April 27, 2015

Sell Whatsoever You Have and Give to the Poor

From Apocalypse Explained ~ Emanuel Swedenborg
...There are spiritual temptations which those undergo who receive genuine charity from the Lord; for such must fight against the evils that are in every man from birth, and some must fight against the falsities that they have imbibed from childhood from masters and preachers respecting faith alone. These falsities and evils are removed by the combats of temptations. This is what is meant by the "cross" in the following passages:
Jesus said, He that doth not take up his cross and follow after Me is not worthy of Me (Matt. 10:38; Luke 14:27). 
Jesus said to His disciples, If anyone will come after Me let him deny himself, take up his cross, and follow Me (Matt. 16:24; Mark 8:34; Luke 9:23).
In these passages the "cross" means temptations, and "to follow the Lord" means to acknowledge His Divine and to do His commandments. ... The "cross" means temptations because the evils and the falsities therefrom that cling to man from his birth infest and thus torment those who are natural when they are becoming spiritual.
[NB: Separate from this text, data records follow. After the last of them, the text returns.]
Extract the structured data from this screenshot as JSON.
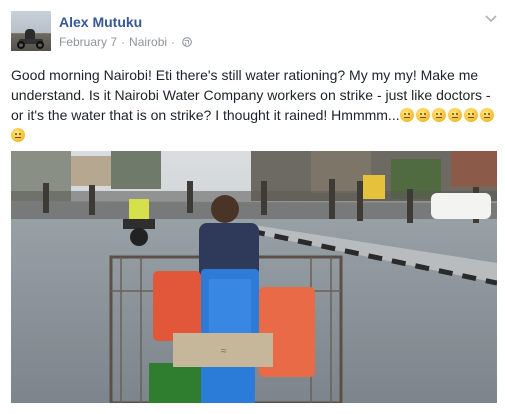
{
  "post": {
    "author": "Alex Mutuku",
    "date": "February 7",
    "separator": "·",
    "location": "Nairobi",
    "separator2": "·",
    "privacy_icon": "globe-icon",
    "menu_icon": "chevron-down-icon",
    "text": "Good morning Nairobi! Eti there's still water rationing? My my my! Make me understand. Is it Nairobi Water Company workers on strike - just like doctors - or it's the water that is on strike? I thought it rained! Hmmmm...",
    "emojis": [
      "unamused-face",
      "expressionless-face",
      "grimacing-face",
      "rolling-eyes-face",
      "smirking-face",
      "persevering-face",
      "sweat-smile-face"
    ],
    "photo": "street-scene-water-cart-photo"
  },
  "colors": {
    "author": "#365899",
    "meta": "#90949c",
    "text": "#1d2129",
    "background": "#ffffff"
  }
}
And as those evils and their falsities that infest and torment can be dispersed only by temptations, temptations are signified by the "cross." Therefore the Lord says, that "they must deny themselves and take up their cross," that is, that they must reject what is their own, "their cross" meaning what is man's own [proprium], against which he must fight.

Jesus spake to the rich man who asked Him what he should do to inherit eternal life. Jesus said to him, Thou knowest the commandments: Thou shalt not commit adultery; Thou shalt not kill; Thou shalt not steal; Thou shalt not bear false witness; Thou shalt not defraud; Honor thy father and mother. He answered and said unto Him, All these things have I observed from my youth. Jesus looked upon him and loved him; yet He said unto him, One thing thou lackest; go, sell whatsoever thou hast and give to the poor; so shalt thou have treasure in the heavens; and come, follow Me, taking up the cross (Mark 10:17-21).
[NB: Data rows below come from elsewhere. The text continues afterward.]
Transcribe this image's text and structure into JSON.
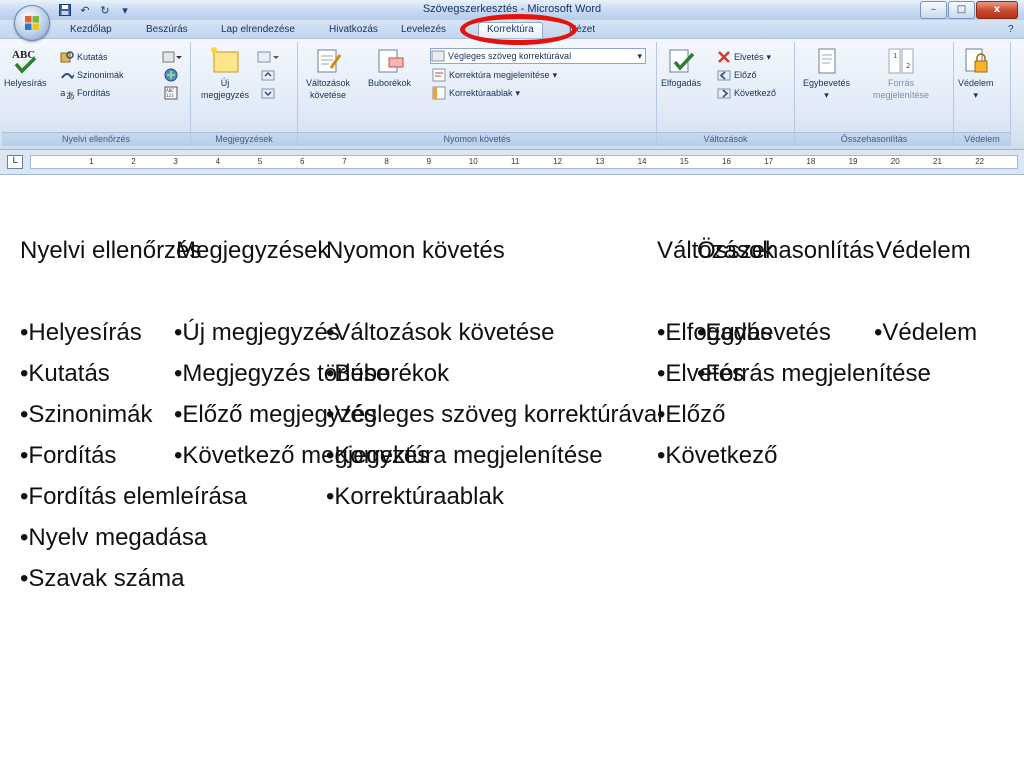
{
  "window": {
    "title": "Szövegszerkesztés - Microsoft Word",
    "controls": {
      "minimize": "–",
      "maximize": "□",
      "close": "x"
    }
  },
  "tabs": [
    {
      "label": "Kezdőlap",
      "active": false
    },
    {
      "label": "Beszúrás",
      "active": false
    },
    {
      "label": "Lap elrendezése",
      "active": false
    },
    {
      "label": "Hivatkozás",
      "active": false
    },
    {
      "label": "Levelezés",
      "active": false
    },
    {
      "label": "Korrektúra",
      "active": true
    },
    {
      "label": "Nézet",
      "active": false
    }
  ],
  "ribbon": {
    "nyelvi": {
      "label": "Nyelvi ellenőrzés",
      "helyesiras": "Helyesírás",
      "kutatas": "Kutatás",
      "szinonimak": "Szinonimák",
      "forditas": "Fordítás"
    },
    "megjegyzesek": {
      "label": "Megjegyzések",
      "uj_line1": "Új",
      "uj_line2": "megjegyzés"
    },
    "nyomon": {
      "label": "Nyomon követés",
      "valtozasok_line1": "Változások",
      "valtozasok_line2": "követése",
      "buborekok": "Buborékok",
      "vegleges": "Végleges szöveg korrektúrával",
      "korrektura_megj": "Korrektúra megjelenítése",
      "korrekturaablak": "Korrektúraablak"
    },
    "valtozasok": {
      "label": "Változások",
      "elfogadas": "Elfogadás",
      "elvetes": "Elvetés",
      "elozo": "Előző",
      "kovetkezo": "Következő"
    },
    "osszehasonlitas": {
      "label": "Összehasonlítás",
      "egybevetes": "Egybevetés",
      "forras_line1": "Forrás",
      "forras_line2": "megjelenítése"
    },
    "vedelem": {
      "label": "Védelem",
      "vedelem": "Védelem"
    }
  },
  "ruler": {
    "numbers": [
      "1",
      "2",
      "3",
      "4",
      "5",
      "6",
      "7",
      "8",
      "9",
      "10",
      "11",
      "12",
      "13",
      "14",
      "15",
      "16",
      "17",
      "18",
      "19",
      "20",
      "21",
      "22"
    ]
  },
  "slide": {
    "headers": {
      "nyelvi": "Nyelvi ellenőrzés",
      "megjegyzesek": "Megjegyzések",
      "nyomon": "Nyomon követés",
      "valtozasok": "Változások",
      "osszehasonlitas": "Összehasonlítás",
      "vedelem": "Védelem"
    },
    "nyelvi": [
      "•Helyesírás",
      "•Kutatás",
      "•Szinonimák",
      "•Fordítás",
      "•Fordítás elemleírása",
      "•Nyelv megadása",
      "•Szavak száma"
    ],
    "megjegyzesek": [
      "•Új megjegyzés",
      "•Megjegyzés törlése",
      "•Előző megjegyzés",
      "•Következő megjegyzés"
    ],
    "nyomon": [
      "•Változások követése",
      "•Buborékok",
      "•Végleges szöveg korrektúrával",
      "•Korrektúra megjelenítése",
      "•Korrektúraablak"
    ],
    "valtozasok": [
      "•Elfogadás",
      "•Elvetés",
      "•Előző",
      "•Következő"
    ],
    "osszehasonlitas": [
      "•Egybevetés",
      "•Forrás megjelenítése"
    ],
    "vedelem": [
      "•Védelem"
    ]
  }
}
Here "to follow the Lord and to take up the cross" - to acknowledge the Lord's Divine, and the Lord as the God of heaven and earth; for without that acknowledgment no one can abstain from evils and do good except from self and as meritorious good, for the good that is good in itself and that is not meritorious good is solely from the Lord; consequently he cannot be saved unless the Lord is acknowledged, and it is acknowledged that all good is from Him. And yet before anyone can act from the Lord he must undergo temptations, for the reason that the internal of man, by which he is conjoined with heaven, is opened by means of temptations. And because no one can do the commandments apart from the Lord, therefore the Lord said, "Yet one thing thou lackest; sell all that thou hast and follow Me, taking up the cross;" that is, the Lord must be acknowledged and temptations must be endured. That "he should sell all that he had and give to the poor" signifies in the spiritual sense that he should alienate and cast away from himself what is his own [proprium], thus it has the same signification as "denying oneself" in the passages quoted above; and "to give to the poor" signifies in the spiritual sense to do the works of charity. The Lord said this to him because he was rich; and "riches" signify in the spiritual sense the knowledges of good and truth, and with this man, who was a Jew, the knowledges of evil and falsity, since they were traditions. From this it can be seen that the Lord, here as elsewhere, spake by correspondences.

Again, temptations are signified by the "cup" of which they were to drink:
Jesus said unto James and John, Ye know not what ye ask. Are ye able to drink the cup that I drink, and to be baptized with the baptism that I am baptized with? They said unto Him, We are able. And Jesus said to them, The cup that I drink ye shall indeed drink, and with the baptism that I am baptized with shall ye be baptized; but to sit on My right hand or on My left is not Mine to give, but for whom it hath been prepared (Mark 10:38-40).
"To drink the cup that the Lord drank" has the same signification that the "cross" has above, namely, to undergo temptations; and "the baptism with which the Lord was baptized" signifies to be regenerated by temptations. But between the cup which the Lord drank and the cup which they are to drink there is the same difference as between the temptations of the Lord and the temptations of men. The temptations of the Lord were most grievous, and against all the hells; for the Lord subjugated all the hells by means of the temptations admitted into Himself; but the temptations of men are against evils and falsities that are from the hells with them, and in these the Lord and not man himself fights, except against certain painful feelings. There is a like difference between the baptism with which the Lord was baptized and the baptism with which men are baptized as there is between glorification and regeneration. By means of temptations the Lord glorified His Human by His own power, but men are regenerated, not by their own power but by the Lord; for "baptism" signifies to be regenerated by temptations, but the Lord's baptism signifies the glorification of His Human by temptations.

(Apocalypse Explained 893:3-5)